Not Sold on "Dynamic #BPM"

  • November 3, 2009
  • Scott
  • 15 Comments

The concept of “Dynamic BPM”, when explained, is certainly useful.  But I’m not much of a fan of the term itself.  First, it is yet another buzzword that means whatever the vendor du jour says it means.  So all the vendors immediately do “Dynamic BPM” and incorporate it into their messaging.  IBM says that they do “Dynamic BPM” by automatically configuring the process in real-time (or read their own words here).  Oracle says they do “Dynamic BPM” by incorporating rules-driven process flows, dynamic service binding, and task management.  At recent BPM conferences, Dynamic BPM has been used to refer to “knowledge worker processes” or pieces of the process that can not be well-defined in advance (Anatoly Belychook’s blog describes this interpretation quite well, as well as a couple of useful design patterns within it).

Here’s where I see problems:

  1. This name “Dynamic BPM” doesn’t really mean anything – each vendor can make up a definition that suits their software, or their competitive positioning needs in current sales cycles.  This just extends the already ambiguous use of the term “BPM”.
  2. IBM’s notion of “dynamic” is really more about configuring the process based on early inputs to the process instance about its requirements.  A process that can’t do this doesn’t seem worth much to me.  BPM tools have been doing this sort of thing (in abstract) for at least 7 years.  However, they do have some technology to handle more complex factors (especially with respect to health care related industries).  My favorite part about IBM’s description of “previous BPM solutions” is that they “weren’t designed with agility and dynamicity [sic] in mind”.  That’s the kind of presumption you hear from someone writing product marketing content who hasn’t worked with those “previous BPM solutions” in the field (which, I can assure you, were often designed to be agile and dynamic).
  3. Oracle seems to think if you have rules then you have “dynamic BPM”.  Last I checked, rules aren’t the future of BPM, rules have been around for decades as a business-enabling technology.  Applying rules to BPM isn’t exactly a new idea.  Just ask any of the former rules vendors, or Pega.
  4. Dynamic BPM as a substitute name for “unstructured process” or unstructured subprocesses is more along the lines of Anatoly’s blog.  Its also the positioning of ActionBase and a few other vendors.  The issue here isn’t a “can you or can’t you” model unstructured process as part of an overall structured process – the question is how much does the BPM vendor’s software help you model or execute such processes.  Some BPM solutions help quite a bit (e.g. ActionBase), some help a little, some just don’t get in the way, and some don’t allow for this style of subprocess at all.

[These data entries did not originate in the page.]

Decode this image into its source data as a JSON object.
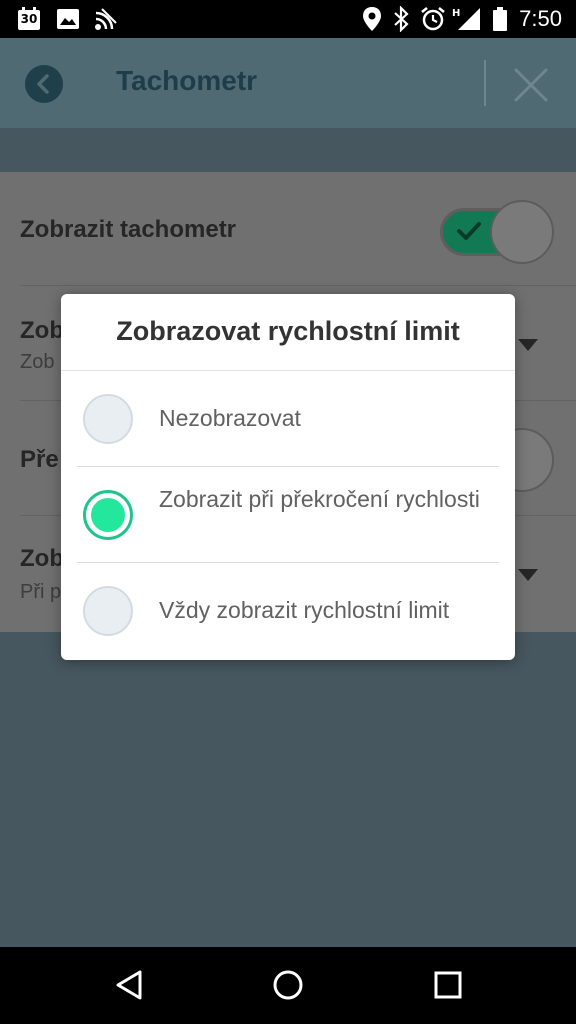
{
  "status_bar": {
    "calendar_day": "30",
    "time": "7:50",
    "icons": [
      "calendar-icon",
      "image-icon",
      "cast-icon",
      "location-icon",
      "bluetooth-icon",
      "alarm-icon",
      "signal-icon",
      "battery-icon"
    ]
  },
  "toolbar": {
    "title": "Tachometr",
    "back_icon": "back-icon",
    "close_icon": "close-icon"
  },
  "settings": [
    {
      "title": "Zobrazit tachometr",
      "subtitle": "",
      "control": "toggle",
      "value": true
    },
    {
      "title": "Zob",
      "subtitle": "Zob",
      "control": "dropdown"
    },
    {
      "title": "Pře",
      "subtitle": "",
      "control": "toggle",
      "value": false
    },
    {
      "title": "Zob",
      "subtitle": "Při p",
      "control": "dropdown"
    }
  ],
  "dialog": {
    "title": "Zobrazovat rychlostní limit",
    "options": [
      {
        "label": "Nezobrazovat",
        "selected": false
      },
      {
        "label": "Zobrazit při překročení rychlosti",
        "selected": true
      },
      {
        "label": "Vždy zobrazit rychlostní limit",
        "selected": false
      }
    ]
  },
  "nav_bar": {
    "icons": [
      "back-triangle-icon",
      "home-circle-icon",
      "recents-square-icon"
    ]
  },
  "colors": {
    "accent": "#23e79c",
    "toolbar_dimmed": "#4f6a72",
    "background_dimmed": "#47575f"
  }
}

I think BPM Vendors need to keep focused on what their products do for business. A term like “Dynamic BPM” doesn’t tell me anything about what this feature or product will do for my business.  That’s not a surprise when the tail is wagging the dog (selling software to IT with IT benefits, rather than selling IT to business with business benefits).  Let’s drop the IT buzzword bingo and focus on what the business needs, shall we?

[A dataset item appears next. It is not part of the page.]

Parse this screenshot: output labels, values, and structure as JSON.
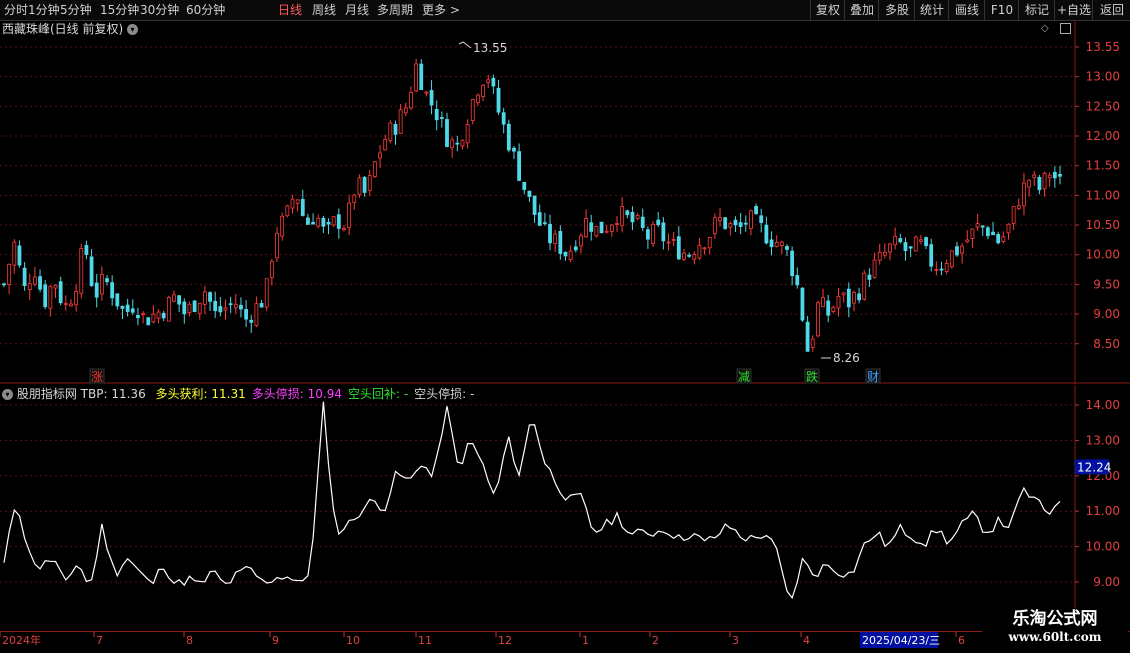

Related Posts
  • November 8, 2018
  • Larry
  • 0 Comments

[Editor’s note: This guest post is the ninth in a series from Larry Taber, BP3’s Digital Strategy Officer ...

  • November 6, 2018
  • Joe
  • 0 Comments

Editor's note: This is a series devoted to the migrations from the IBM Digital Process Automation eclipse base...

  • November 5, 2018
  • Scott
  • 0 Comments

I was really pleased to see Jonathan Huang of Centric writing a review of his experience with Brazos UI Toolki...